Well - it's worth having another look at the ghost kitchen model, even as we emerge from our isolation-hell, because as it turns out - old lockdown habits die hard.
Pandemic changes are here to stay
Some people have actually now officially decided that eating restaurant food at home, while beating your Fortnite opponents with a club, is far better than going out to a restaurant and talking about 'whose still employed' and 'whose going to be having a baby even though they're not too sure who the father is' with people that they honestly have never liked talking to in any case.
Since our last ghost kitchen post, the phenomenon has now been joined by another interesting trend that, in our minds at least, has created a formidable new hospitality category that didn't exist before the pandemic.
Ghost kitchens + virtual brands is the combination of a decentralised food preparation network with the marketing power of scalable and compelling modern brands.
Virtual Dining Concepts is one such company that have curated an appealing portfolio of virtual brands / restaurant concepts that are then paired with selected / participating ghost kitchens to create a quickly scalable franchised network of virtual restaurants. Laced together with delivery partners and technology, this model presents a brand new hospitality opportunity that really does leverage the increasingly entrenched 'stay at home' mindset.
Their lineup of brands includes TikTok Kitchen, Mariah Carey's Cookies and the recently launched Mr Beast Burger:
With no physical restaurant, no staff, no fires to put out, no rude hostess that you need to fire - the margins for this kind of restaurant are very good.

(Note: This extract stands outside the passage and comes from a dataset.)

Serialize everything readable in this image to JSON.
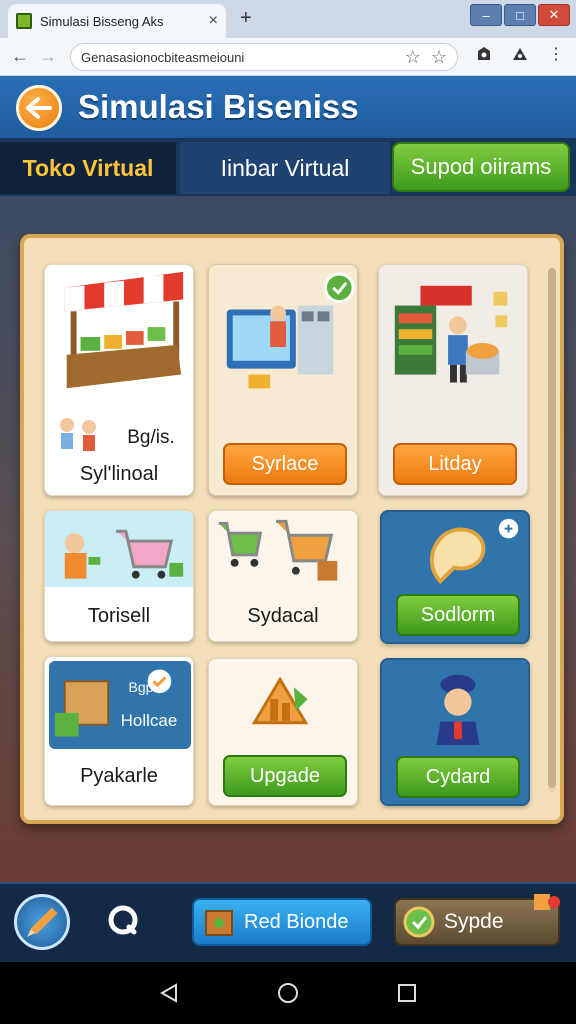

The forecast growth is also pretty reasonable - Euromonitor International estimates 'that by 2030, food delivery could account for up to a third of consumers’ $3 trillion food spend globally. That includes roughly 50% of drive-thru business, or $75 billion, and 50% of takeout, or $250 billion. It will also take share from frozen meals (35%), packaged cooking ingredients (30%), dine-in (25%) and packaged snacks (15%).'
Virtual Dining Concepts have taken it a step further by collaborating with pop culture celebrities to massively scale and amplify the market appeal of their offerings.
Their latest partnership is with selected TikTok stars.
'With TikTok Kitchen, Earl and Virtual Dining Concepts (which he co-founded) will partner with TikTok stars as they go viral for food-related content to make the TikTokers’ recipes exist on a real menu.'
'TikTok, a social media app with over 1 billion users, provides a space for creators to post recipes, food hacks and more.'
A new hospitality eco-system
If there is one thing we can all hopefully take away from the experience of enduring a global pandemic it's that things work so much better when we collaborate, work together towards a common goal and share the load.
By forming relevant partnerships a brand new industry has emerged that will no doubt continue to evolve, refine and create a lot more opportunity.
Expect to see new virtual restaurants brands popping up in the future as well as individuals and existing brands taking - perhaps unexpectedly - to the hospitality industry.